▶ Requirement: Could you filter the records below and keep only the lines with the word "icon"?
________________________________________
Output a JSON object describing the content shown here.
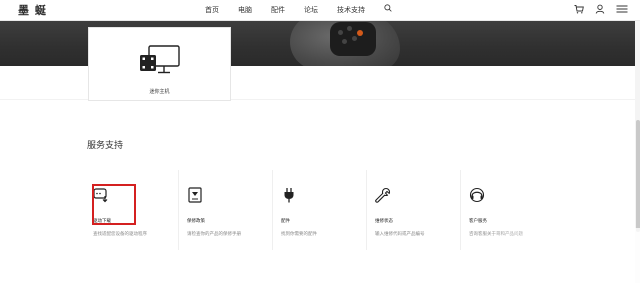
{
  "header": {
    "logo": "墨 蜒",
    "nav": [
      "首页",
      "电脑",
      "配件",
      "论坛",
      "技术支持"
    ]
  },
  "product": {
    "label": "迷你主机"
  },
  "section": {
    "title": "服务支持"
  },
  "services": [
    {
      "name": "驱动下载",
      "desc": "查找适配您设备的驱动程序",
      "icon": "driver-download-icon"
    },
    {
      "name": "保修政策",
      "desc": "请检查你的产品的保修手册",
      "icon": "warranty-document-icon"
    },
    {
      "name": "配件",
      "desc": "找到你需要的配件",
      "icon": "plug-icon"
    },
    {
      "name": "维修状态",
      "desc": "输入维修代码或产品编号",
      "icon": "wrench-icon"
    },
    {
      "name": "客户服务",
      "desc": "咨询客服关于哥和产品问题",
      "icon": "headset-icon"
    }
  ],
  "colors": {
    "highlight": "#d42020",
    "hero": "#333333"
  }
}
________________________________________
▶ Result of this exercise:
      "icon": "driver-download-icon"
      "icon": "warranty-document-icon"
      "icon": "plug-icon"
      "icon": "wrench-icon"
      "icon": "headset-icon"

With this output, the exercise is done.